I have accepted a huge writing challenge. One that demands an incredible amount of understanding of a certain piece of history. One that requires trying to conjure through skillful characterization a person I never met. One that needs to be done in a way that allows the reader to understand the significance of what Minnie Lee Gartley accomplished in three short years in the middle of her life. I am honored to be given the chance to do this, but I am also worried about being up to the task.

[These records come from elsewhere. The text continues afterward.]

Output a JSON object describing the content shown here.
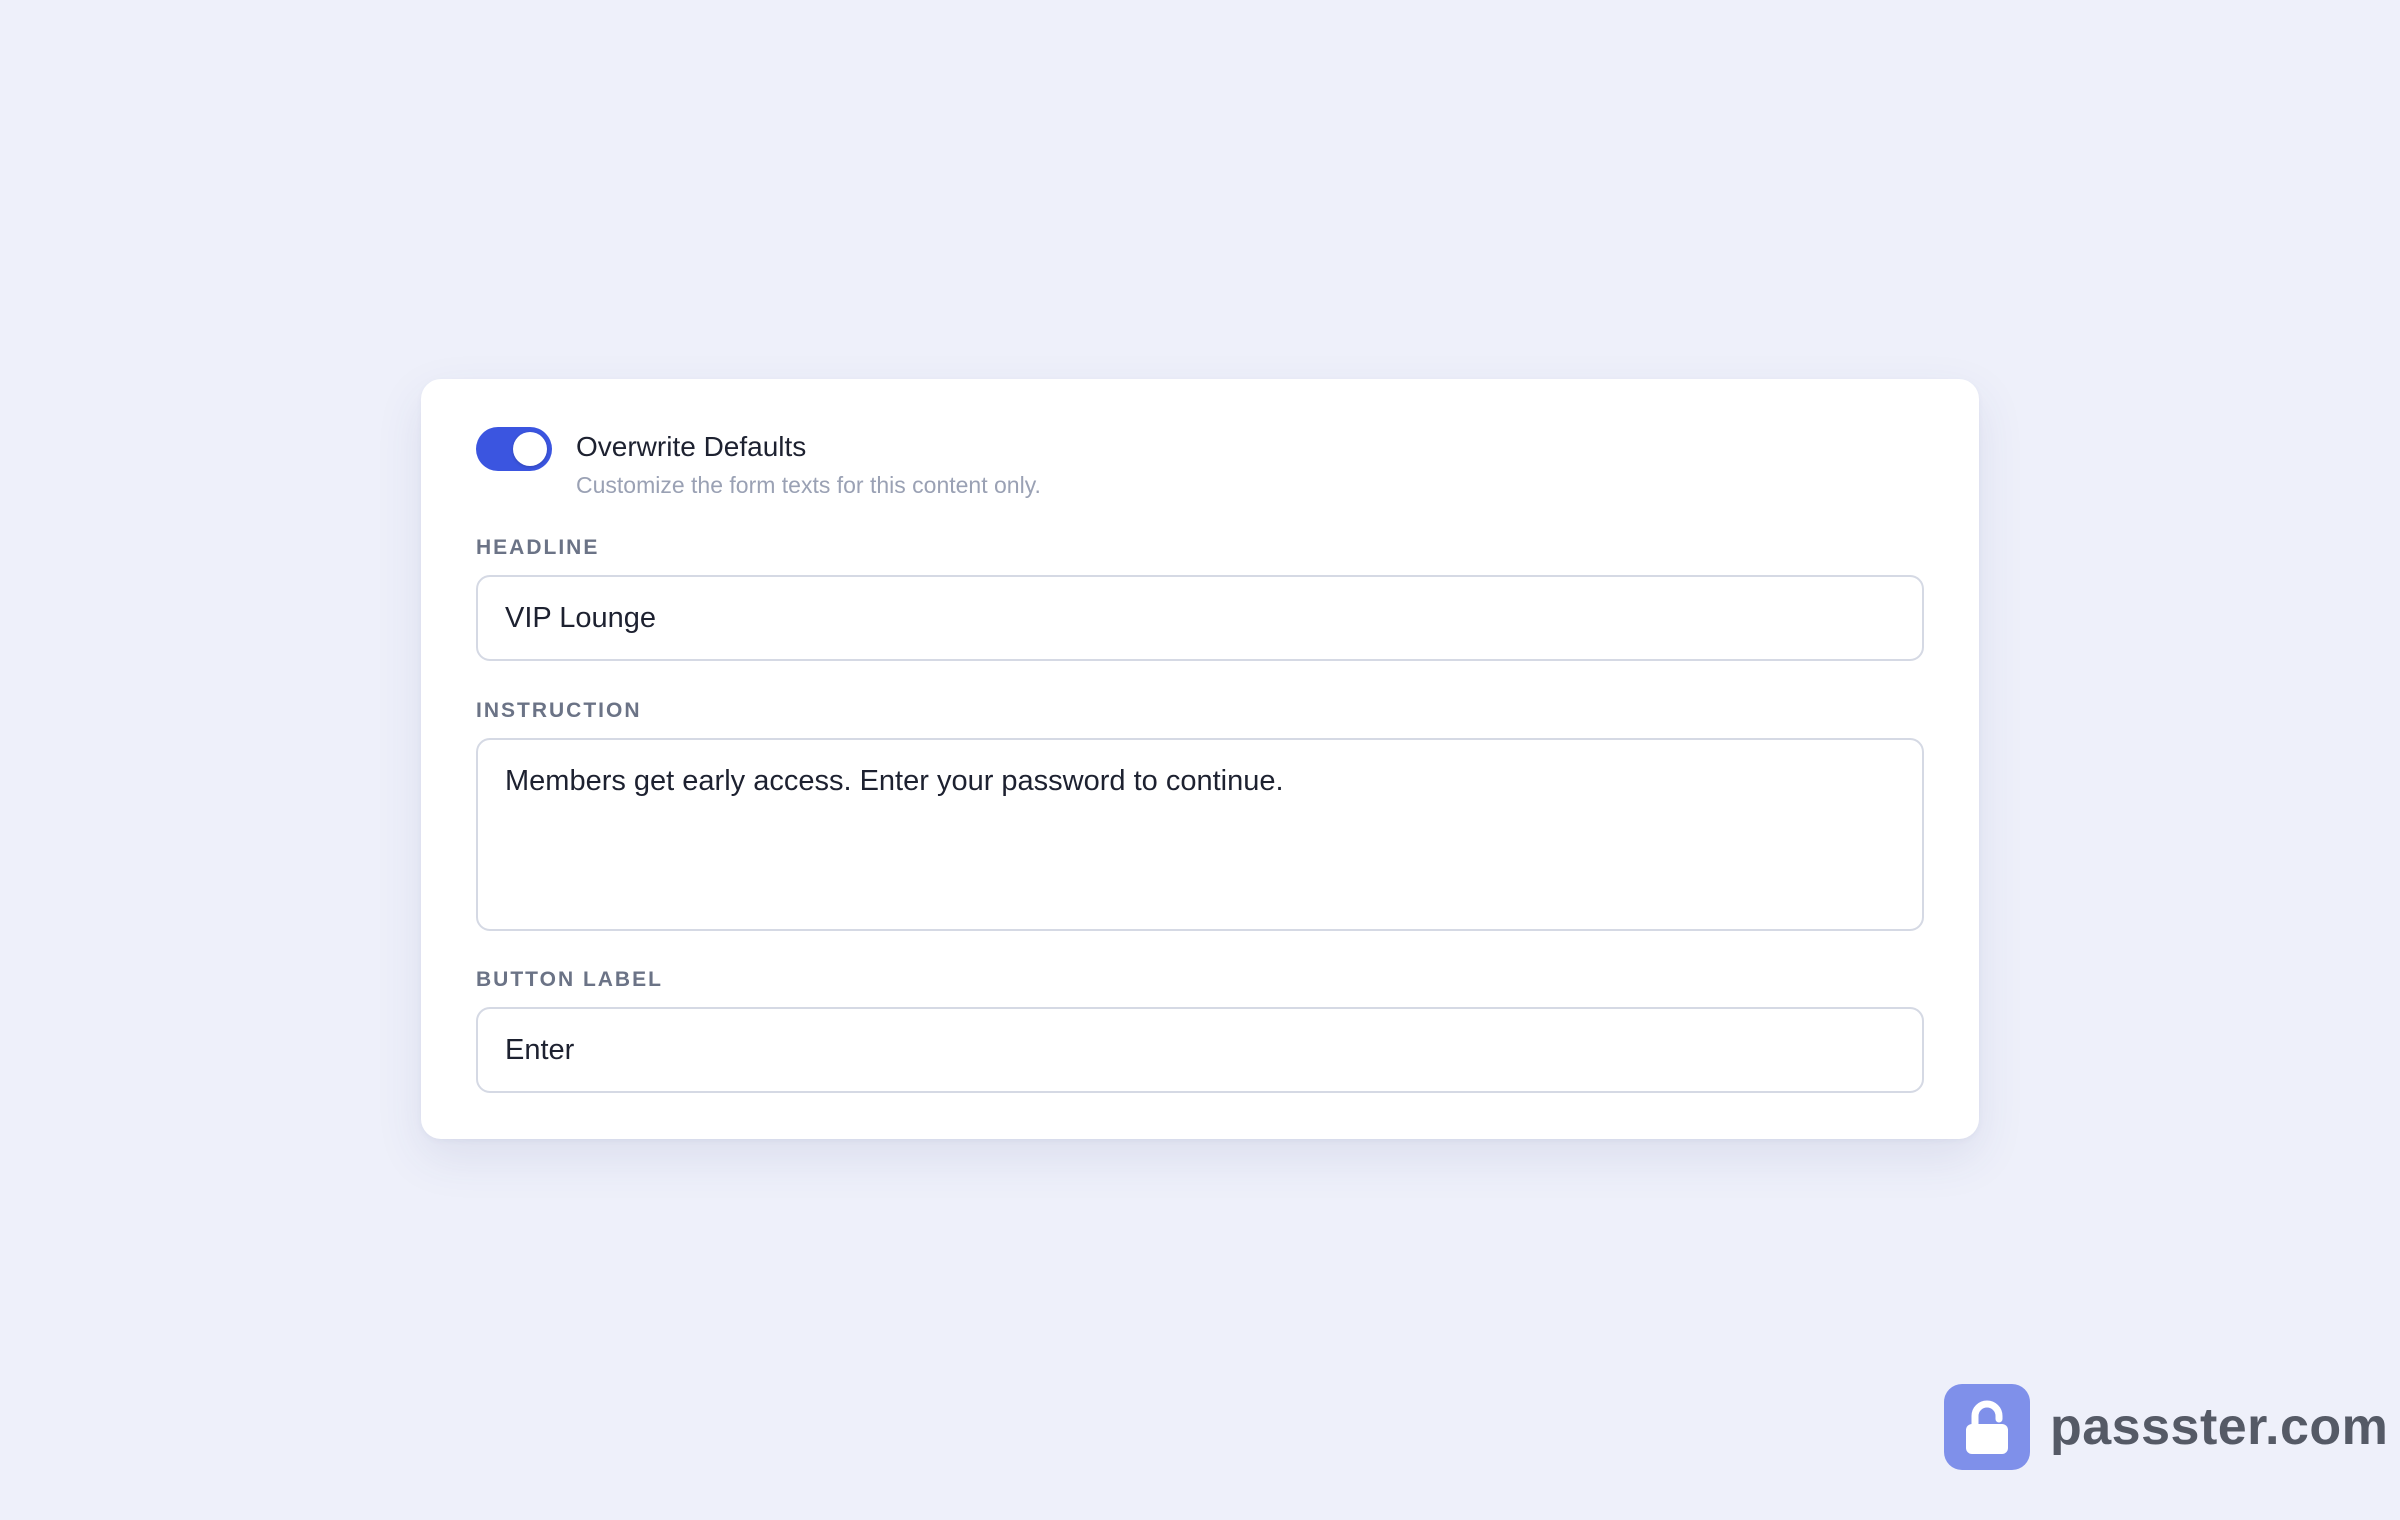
{
  "overwrite": {
    "title": "Overwrite Defaults",
    "description": "Customize the form texts for this content only.",
    "enabled": true,
    "accent_color": "#3b55e0"
  },
  "fields": {
    "headline": {
      "label": "HEADLINE",
      "value": "VIP Lounge"
    },
    "instruction": {
      "label": "INSTRUCTION",
      "value": "Members get early access. Enter your password to continue."
    },
    "button_label": {
      "label": "BUTTON LABEL",
      "value": "Enter"
    }
  },
  "brand": {
    "text": "passster.com",
    "icon": "lock-icon",
    "icon_color": "#7f90ea"
  }
}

The book I’m writing starts in the summer of 1969 and goes to the fall of 1972, during which time I was seventeen through twenty years old. Of course, I was aware of the Vietnam War, fearful for friends with low draft numbers, and horrified by body counts on the news, but I’m afraid I was not aware of so many things that were going on socially and politically around the war issue. The political divisiveness with a Republican president and a Democrat-controlled Senate was something that I didn’t worry about as much as the schism of thought between the younger and older generations. The social movements for peace, for racial and sexual equality were important to me, but they were backdrops to my becoming an adult. After reading and studying this time period, I find there are many, many versions of what actually happened. So many different perspectives and opinions. It makes me question the whole idea of “history” itself.

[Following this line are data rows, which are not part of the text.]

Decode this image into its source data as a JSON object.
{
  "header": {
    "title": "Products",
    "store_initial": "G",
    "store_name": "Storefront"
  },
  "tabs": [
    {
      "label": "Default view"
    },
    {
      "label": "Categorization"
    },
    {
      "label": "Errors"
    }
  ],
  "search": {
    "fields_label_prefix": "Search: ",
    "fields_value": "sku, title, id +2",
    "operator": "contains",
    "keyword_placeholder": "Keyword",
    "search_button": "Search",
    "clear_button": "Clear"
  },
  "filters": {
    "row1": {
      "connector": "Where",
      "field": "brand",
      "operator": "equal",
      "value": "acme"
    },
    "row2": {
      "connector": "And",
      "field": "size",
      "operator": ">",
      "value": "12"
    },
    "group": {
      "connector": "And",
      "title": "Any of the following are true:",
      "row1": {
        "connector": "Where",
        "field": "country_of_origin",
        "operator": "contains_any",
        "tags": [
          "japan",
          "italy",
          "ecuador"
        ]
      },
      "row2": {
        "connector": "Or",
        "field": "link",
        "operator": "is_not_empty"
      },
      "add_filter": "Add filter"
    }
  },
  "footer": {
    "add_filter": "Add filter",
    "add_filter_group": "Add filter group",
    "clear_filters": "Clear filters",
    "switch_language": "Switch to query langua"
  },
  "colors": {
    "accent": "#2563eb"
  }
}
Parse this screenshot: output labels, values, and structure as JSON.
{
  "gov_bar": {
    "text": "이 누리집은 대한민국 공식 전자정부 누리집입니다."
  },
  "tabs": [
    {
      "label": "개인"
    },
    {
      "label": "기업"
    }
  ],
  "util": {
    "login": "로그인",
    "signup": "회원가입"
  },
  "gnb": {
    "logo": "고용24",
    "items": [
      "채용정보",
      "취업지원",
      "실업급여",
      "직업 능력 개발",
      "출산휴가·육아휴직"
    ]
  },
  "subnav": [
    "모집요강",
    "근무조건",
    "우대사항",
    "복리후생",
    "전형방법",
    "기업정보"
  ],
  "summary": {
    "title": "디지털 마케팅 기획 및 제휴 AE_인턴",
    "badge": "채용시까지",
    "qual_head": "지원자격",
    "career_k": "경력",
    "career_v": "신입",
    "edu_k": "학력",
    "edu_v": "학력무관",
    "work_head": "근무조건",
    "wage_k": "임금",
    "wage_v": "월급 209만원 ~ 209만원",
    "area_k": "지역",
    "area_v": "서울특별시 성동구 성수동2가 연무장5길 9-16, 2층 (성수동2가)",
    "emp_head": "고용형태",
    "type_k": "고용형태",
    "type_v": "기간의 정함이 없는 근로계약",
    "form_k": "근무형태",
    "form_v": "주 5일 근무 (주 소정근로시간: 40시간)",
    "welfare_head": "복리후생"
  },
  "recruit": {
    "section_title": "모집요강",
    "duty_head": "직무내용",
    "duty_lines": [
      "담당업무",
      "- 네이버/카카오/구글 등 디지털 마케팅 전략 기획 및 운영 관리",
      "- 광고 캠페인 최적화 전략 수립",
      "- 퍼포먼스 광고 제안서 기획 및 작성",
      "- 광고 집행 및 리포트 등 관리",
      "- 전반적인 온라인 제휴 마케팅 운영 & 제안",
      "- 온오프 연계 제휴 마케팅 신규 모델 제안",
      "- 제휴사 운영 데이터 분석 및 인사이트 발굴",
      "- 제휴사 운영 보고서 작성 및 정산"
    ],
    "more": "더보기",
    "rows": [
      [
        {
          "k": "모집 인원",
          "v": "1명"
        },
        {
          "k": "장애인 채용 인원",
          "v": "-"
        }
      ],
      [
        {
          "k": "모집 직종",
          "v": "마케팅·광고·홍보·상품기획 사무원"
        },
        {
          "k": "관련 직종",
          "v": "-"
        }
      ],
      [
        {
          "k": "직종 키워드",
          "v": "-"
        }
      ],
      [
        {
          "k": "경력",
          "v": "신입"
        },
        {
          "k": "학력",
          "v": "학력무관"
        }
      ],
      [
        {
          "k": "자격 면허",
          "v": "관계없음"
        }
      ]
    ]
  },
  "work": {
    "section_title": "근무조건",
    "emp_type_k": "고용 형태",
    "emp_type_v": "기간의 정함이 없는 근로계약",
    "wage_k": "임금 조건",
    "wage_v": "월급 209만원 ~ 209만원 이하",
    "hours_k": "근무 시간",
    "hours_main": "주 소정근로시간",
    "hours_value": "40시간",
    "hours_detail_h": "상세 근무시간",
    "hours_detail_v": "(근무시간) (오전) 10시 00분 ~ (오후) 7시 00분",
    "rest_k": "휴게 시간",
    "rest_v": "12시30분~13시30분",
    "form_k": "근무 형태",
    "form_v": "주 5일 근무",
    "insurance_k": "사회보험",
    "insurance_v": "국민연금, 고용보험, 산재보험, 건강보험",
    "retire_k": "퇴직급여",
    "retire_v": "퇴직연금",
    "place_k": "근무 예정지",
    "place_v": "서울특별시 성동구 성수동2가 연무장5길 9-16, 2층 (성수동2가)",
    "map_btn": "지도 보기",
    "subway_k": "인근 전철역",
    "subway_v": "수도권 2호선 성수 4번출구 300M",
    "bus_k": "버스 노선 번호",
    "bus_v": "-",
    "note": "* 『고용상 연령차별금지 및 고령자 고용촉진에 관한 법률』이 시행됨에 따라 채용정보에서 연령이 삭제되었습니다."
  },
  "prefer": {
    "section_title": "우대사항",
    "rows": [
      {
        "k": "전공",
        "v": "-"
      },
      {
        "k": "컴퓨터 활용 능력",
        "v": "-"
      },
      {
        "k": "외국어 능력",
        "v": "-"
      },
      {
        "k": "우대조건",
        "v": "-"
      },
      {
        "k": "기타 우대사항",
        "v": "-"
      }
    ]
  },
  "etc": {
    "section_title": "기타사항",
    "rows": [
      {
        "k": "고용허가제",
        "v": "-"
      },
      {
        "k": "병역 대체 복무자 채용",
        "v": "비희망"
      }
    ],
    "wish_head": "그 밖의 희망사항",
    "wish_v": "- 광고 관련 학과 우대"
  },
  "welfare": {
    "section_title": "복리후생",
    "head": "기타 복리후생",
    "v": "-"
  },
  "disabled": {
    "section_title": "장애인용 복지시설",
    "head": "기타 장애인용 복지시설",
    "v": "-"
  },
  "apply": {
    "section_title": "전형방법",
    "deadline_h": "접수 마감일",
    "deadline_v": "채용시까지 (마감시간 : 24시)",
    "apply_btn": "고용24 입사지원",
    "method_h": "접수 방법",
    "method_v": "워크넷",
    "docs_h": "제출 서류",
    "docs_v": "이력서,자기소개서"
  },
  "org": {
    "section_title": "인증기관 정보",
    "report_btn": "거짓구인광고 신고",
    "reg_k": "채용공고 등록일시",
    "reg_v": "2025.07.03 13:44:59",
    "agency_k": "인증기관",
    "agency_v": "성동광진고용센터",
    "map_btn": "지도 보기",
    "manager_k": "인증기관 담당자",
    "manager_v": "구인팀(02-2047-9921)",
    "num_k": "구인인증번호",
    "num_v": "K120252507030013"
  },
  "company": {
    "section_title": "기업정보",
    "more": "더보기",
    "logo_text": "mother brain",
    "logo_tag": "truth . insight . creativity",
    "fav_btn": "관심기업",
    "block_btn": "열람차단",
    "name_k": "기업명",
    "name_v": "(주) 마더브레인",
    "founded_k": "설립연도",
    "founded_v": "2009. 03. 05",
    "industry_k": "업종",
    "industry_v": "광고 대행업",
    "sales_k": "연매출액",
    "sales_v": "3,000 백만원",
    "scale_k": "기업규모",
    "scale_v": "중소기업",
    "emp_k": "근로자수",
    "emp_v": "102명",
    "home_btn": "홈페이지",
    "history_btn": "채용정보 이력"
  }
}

In describing my main character, my heroine, I have the help of her son and daughter-in-law, some of her close friends, videos, and her personal notes, testimonies, and talks. I’ve interviewed a brilliant peace activist who worked with her and a charming reporter who befriended her husband and wrote many articles about him and Minnie Lee’s activities. The problem is everyone seems to have a slightly different image of Minnie Lee. Some images contradict other images. Do we all have different versions of ourselves? The mother version, the teacher version, the wife, the friend, the activist? And most important, and what I see in Minnie Lee’s writings, the adversary. She was a fierce one of those. I am struggling to follow her through this quagmire of political and social groups to understand how she moved forward and managed to rescue her son from a prisoner of war camp in North Vietnam.
The whole time I have been doing this project I also have a stern face in my mind’s eye. One of a strong woman from Kentucky who spent her married, adult life in Maine. One who defied her government’s admonitions and went with a peace group to Hanoi in the midst of U.S. bombing. One who looks at me and says, “What the hell do you think you’re doing?!”